1885 Map showing Police Station in Bastion Square, UBC Specal collections G 3514-V5G475 1885 s2.  For a larger version, go to the Maps section. Victoria Police, 1860, Image Courtesy of Victoria Police Museum

After gold was discovered on the Fraser River and the first miners arrived in April 1858, the face of Victoria changed overnight. Before the end of the year, between 10,000 and 20,000 people came into the city on their way to the gold fields. While most moved on in search of gold, many stayed and settled in the city. In addition, with these miners came the support industries which brought merchants and traders to the city. Prices for goods and property in the city exploded, with some residents becoming instantly rich through speculation. It would not be an understatement to suggest that the city of Victoria experienced a complete upheavel in the years soon after 1858.

While most miners spent the majority of their time in the colony panning for gold on the Fraser, many of them would winter in Victoria swelling the permanent population of 1,500 to sometimes several times that. Thus, during the first winter of 1858-1859, Victoria experienced for the first time a vast increase with a semi-permanent contingent of miners who would spend several months living in the city. With this influx of people came dramatic social changes in a very short period of time. Within months Victoria, which had been until that point an attempted recreation of the British lifestyle, experienced a flood of American miners immigrants who brought with them their views on things such as race, law, and politics which often met the ire of many of the British immigrants who sought to recreate the values and systems of their homeland.

In addition to the vast numbers of miners coming to Victoria, many First Nations converged on Victoria during the summers in order to trade with the miners and the steadily increasing number of merchants in the city.
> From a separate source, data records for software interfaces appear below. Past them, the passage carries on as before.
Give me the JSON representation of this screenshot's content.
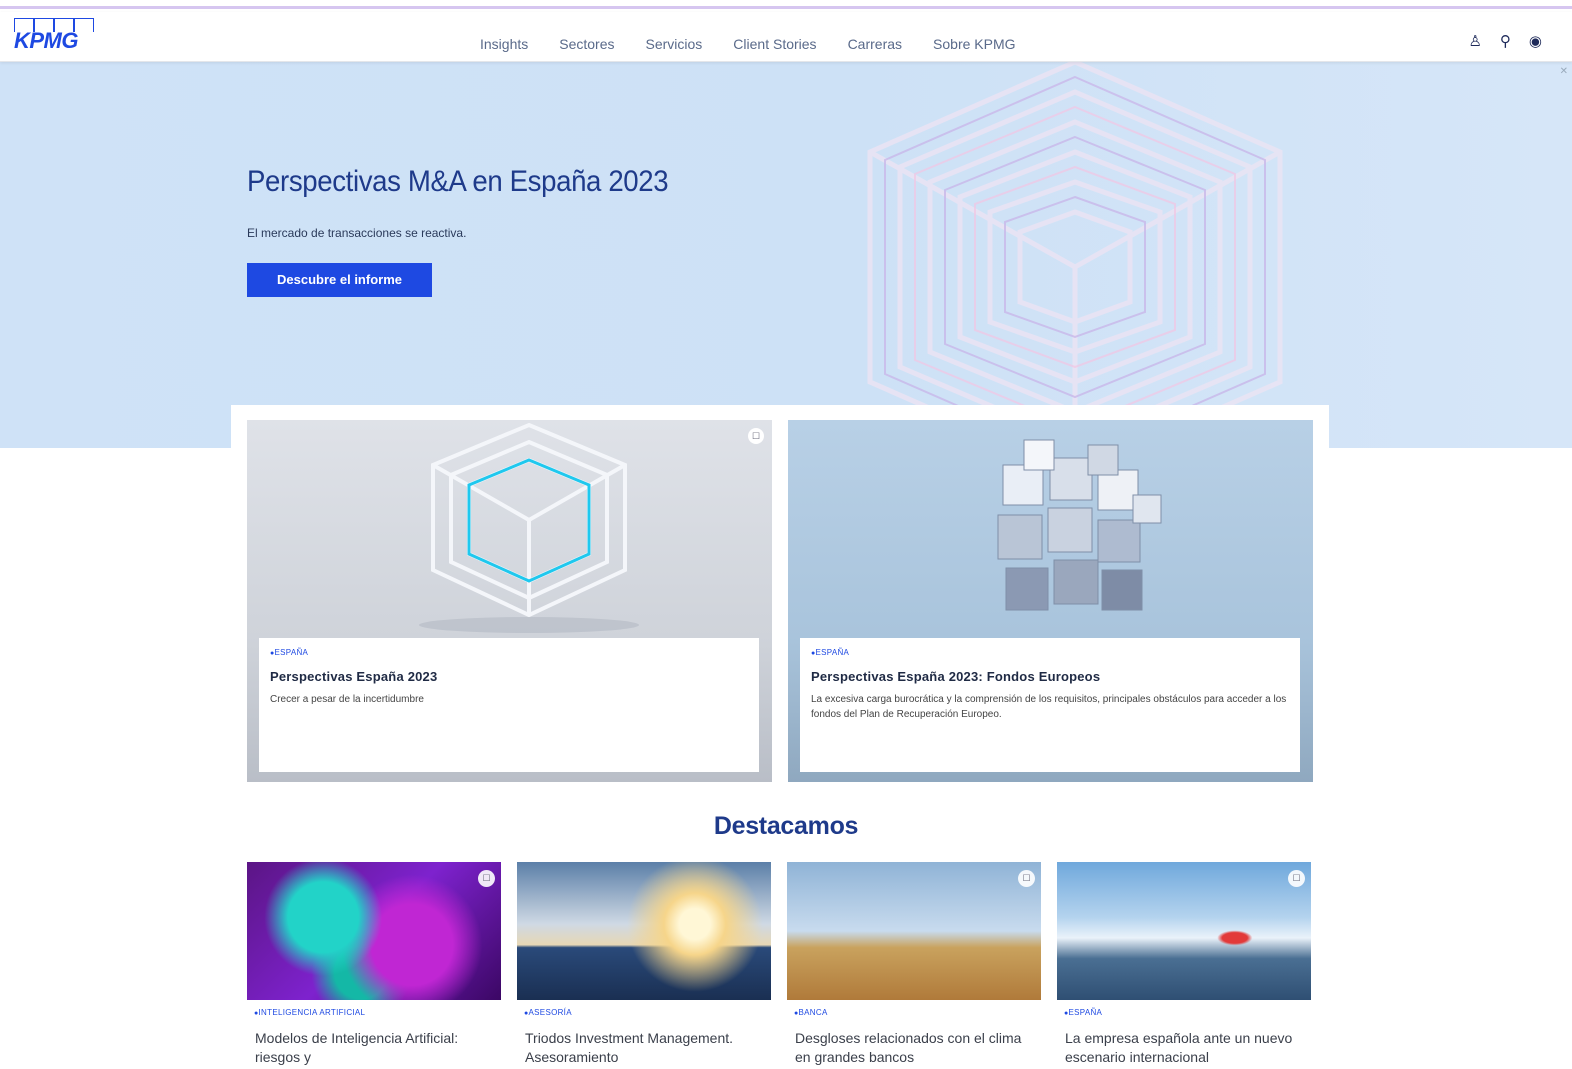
{
  "header": {
    "logo": "KPMG",
    "nav": [
      "Insights",
      "Sectores",
      "Servicios",
      "Client Stories",
      "Carreras",
      "Sobre KPMG"
    ],
    "icons": [
      "user-icon",
      "search-icon",
      "globe-icon"
    ]
  },
  "hero": {
    "title": "Perspectivas M&A en España 2023",
    "subtitle": "El mercado de transacciones se reactiva.",
    "button": "Descubre el informe"
  },
  "cards": [
    {
      "tag": "ESPAÑA",
      "title": "Perspectivas España 2023",
      "description": "Crecer a pesar de la incertidumbre"
    },
    {
      "tag": "ESPAÑA",
      "title": "Perspectivas España 2023: Fondos Europeos",
      "description": "La excesiva carga burocrática y la comprensión de los requisitos, principales obstáculos para acceder a los fondos del Plan de Recuperación Europeo."
    }
  ],
  "featured": {
    "title": "Destacamos",
    "items": [
      {
        "tag": "INTELIGENCIA ARTIFICIAL",
        "title": "Modelos de Inteligencia Artificial: riesgos y"
      },
      {
        "tag": "ASESORÍA",
        "title": "Triodos Investment Management. Asesoramiento"
      },
      {
        "tag": "BANCA",
        "title": "Desgloses relacionados con el clima en grandes bancos"
      },
      {
        "tag": "ESPAÑA",
        "title": "La empresa española ante un nuevo escenario internacional"
      }
    ]
  },
  "colors": {
    "brand_blue": "#1e49e2",
    "heading_blue": "#1e3a8a",
    "hero_bg": "#cfe2f7"
  }
}
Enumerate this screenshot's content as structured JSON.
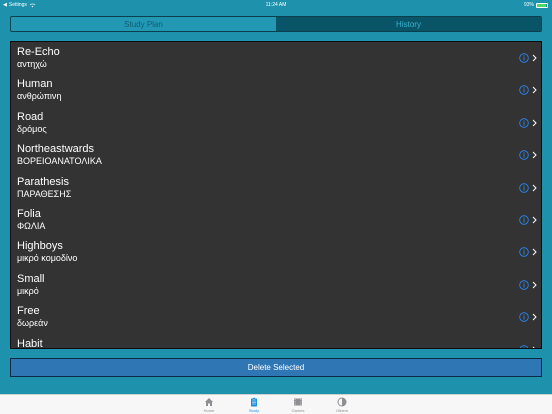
{
  "statusbar": {
    "carrier": "Settings",
    "time": "11:24 AM",
    "battery": "93%",
    "battery_level": 0.93
  },
  "segments": [
    {
      "label": "Study Plan",
      "active": false
    },
    {
      "label": "History",
      "active": true
    }
  ],
  "items": [
    {
      "title": "Re-Echo",
      "subtitle": "αντηχώ"
    },
    {
      "title": "Human",
      "subtitle": "ανθρώπινη"
    },
    {
      "title": "Road",
      "subtitle": "δρόμος"
    },
    {
      "title": "Northeastwards",
      "subtitle": "ΒΟΡΕΙΟΑΝΑΤΟΛΙΚΑ"
    },
    {
      "title": "Parathesis",
      "subtitle": "ΠΑΡΑΘΕΣΗΣ"
    },
    {
      "title": "Folia",
      "subtitle": "ΦΩΛΙΑ"
    },
    {
      "title": "Highboys",
      "subtitle": "μικρό κομοδίνο"
    },
    {
      "title": "Small",
      "subtitle": "μικρό"
    },
    {
      "title": "Free",
      "subtitle": "δωρεάν"
    },
    {
      "title": "Habit",
      "subtitle": ""
    }
  ],
  "delete_button": "Delete Selected",
  "tabbar": [
    {
      "label": "Home",
      "icon": "house-icon",
      "active": false
    },
    {
      "label": "Study",
      "icon": "clipboard-icon",
      "active": true
    },
    {
      "label": "Games",
      "icon": "film-icon",
      "active": false
    },
    {
      "label": "Others",
      "icon": "contrast-icon",
      "active": false
    }
  ],
  "colors": {
    "background": "#1e91ad",
    "list_background": "#333333",
    "info_icon": "#2a8cff",
    "delete_button": "#2f76b5",
    "tab_active": "#1a8ee0"
  }
}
This created much anxiety among the settler population who often blamed the Aboriginal population for the increase in crime that had occurred rather than associating it with the massive shift in population and demographics that had occurred over the previous year.



A view across James Bay in 1859.

BCA Call Number: H-01492



A view across James Bay from the site of the current Legislature in 1860.

BCA Call Number: A-02852